■ What you need to do ■
Lines with the word "Publisher" are the answer; copy each of them from the data below.

■ Data to examine ■
····················

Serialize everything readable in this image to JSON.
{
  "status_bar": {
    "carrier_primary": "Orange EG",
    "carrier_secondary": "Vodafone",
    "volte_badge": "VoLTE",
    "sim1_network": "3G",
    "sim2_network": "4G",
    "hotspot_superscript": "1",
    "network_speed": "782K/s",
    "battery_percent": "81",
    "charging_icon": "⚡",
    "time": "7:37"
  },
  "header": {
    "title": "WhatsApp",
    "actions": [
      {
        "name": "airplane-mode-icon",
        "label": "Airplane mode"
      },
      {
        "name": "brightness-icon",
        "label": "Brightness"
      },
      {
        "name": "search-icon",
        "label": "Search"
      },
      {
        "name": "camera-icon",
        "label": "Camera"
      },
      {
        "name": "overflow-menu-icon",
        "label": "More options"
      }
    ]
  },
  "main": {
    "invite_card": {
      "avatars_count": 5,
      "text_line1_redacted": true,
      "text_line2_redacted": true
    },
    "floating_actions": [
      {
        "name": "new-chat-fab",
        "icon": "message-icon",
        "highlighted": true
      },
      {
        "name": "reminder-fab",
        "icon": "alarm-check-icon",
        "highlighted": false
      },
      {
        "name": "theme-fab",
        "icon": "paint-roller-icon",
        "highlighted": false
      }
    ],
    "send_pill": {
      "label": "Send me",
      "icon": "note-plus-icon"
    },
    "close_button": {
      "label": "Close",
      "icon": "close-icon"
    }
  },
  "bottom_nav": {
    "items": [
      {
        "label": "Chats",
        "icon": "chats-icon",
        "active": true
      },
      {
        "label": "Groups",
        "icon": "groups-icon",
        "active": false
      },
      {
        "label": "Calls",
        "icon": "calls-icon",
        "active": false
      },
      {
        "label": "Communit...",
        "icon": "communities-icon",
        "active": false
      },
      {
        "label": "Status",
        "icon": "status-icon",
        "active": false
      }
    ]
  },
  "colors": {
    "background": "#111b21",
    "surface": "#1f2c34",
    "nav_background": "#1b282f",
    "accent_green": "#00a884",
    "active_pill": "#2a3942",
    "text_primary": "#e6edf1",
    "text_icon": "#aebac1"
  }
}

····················

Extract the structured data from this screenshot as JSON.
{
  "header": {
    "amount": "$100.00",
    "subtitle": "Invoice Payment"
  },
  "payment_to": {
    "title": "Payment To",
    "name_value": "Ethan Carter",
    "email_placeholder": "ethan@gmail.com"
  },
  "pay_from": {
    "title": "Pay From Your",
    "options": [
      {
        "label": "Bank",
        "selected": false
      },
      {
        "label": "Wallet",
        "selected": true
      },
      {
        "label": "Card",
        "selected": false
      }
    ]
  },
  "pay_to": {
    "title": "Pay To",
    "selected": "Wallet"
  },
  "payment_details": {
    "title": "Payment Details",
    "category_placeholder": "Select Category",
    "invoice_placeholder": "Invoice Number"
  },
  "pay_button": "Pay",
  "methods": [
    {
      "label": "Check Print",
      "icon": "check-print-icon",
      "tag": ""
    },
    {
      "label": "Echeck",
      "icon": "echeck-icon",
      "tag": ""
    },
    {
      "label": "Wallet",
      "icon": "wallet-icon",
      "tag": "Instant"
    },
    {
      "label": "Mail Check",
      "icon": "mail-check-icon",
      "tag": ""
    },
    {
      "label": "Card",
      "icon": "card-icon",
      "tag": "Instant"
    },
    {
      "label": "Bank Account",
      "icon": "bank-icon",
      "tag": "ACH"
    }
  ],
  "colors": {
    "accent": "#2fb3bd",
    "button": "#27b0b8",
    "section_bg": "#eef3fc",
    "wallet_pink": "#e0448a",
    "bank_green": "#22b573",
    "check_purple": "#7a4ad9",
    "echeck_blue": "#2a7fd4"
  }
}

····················

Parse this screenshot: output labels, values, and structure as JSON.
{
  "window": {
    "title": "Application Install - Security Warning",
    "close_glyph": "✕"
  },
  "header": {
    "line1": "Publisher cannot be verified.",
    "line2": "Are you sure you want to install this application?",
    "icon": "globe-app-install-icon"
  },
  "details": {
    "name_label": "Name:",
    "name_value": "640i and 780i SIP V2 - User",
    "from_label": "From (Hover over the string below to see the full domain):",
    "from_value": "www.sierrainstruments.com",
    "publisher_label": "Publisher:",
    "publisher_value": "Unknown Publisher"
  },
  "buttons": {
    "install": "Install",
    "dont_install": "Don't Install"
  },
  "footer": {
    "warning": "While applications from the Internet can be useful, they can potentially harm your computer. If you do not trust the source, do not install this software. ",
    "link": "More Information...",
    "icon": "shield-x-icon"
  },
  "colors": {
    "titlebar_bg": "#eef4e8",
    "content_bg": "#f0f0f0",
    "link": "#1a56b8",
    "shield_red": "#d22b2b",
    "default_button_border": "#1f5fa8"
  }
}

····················

■ Task solution ■
    "line1": "Publisher cannot be verified.",
    "publisher_label": "Publisher:",
    "publisher_value": "Unknown Publisher"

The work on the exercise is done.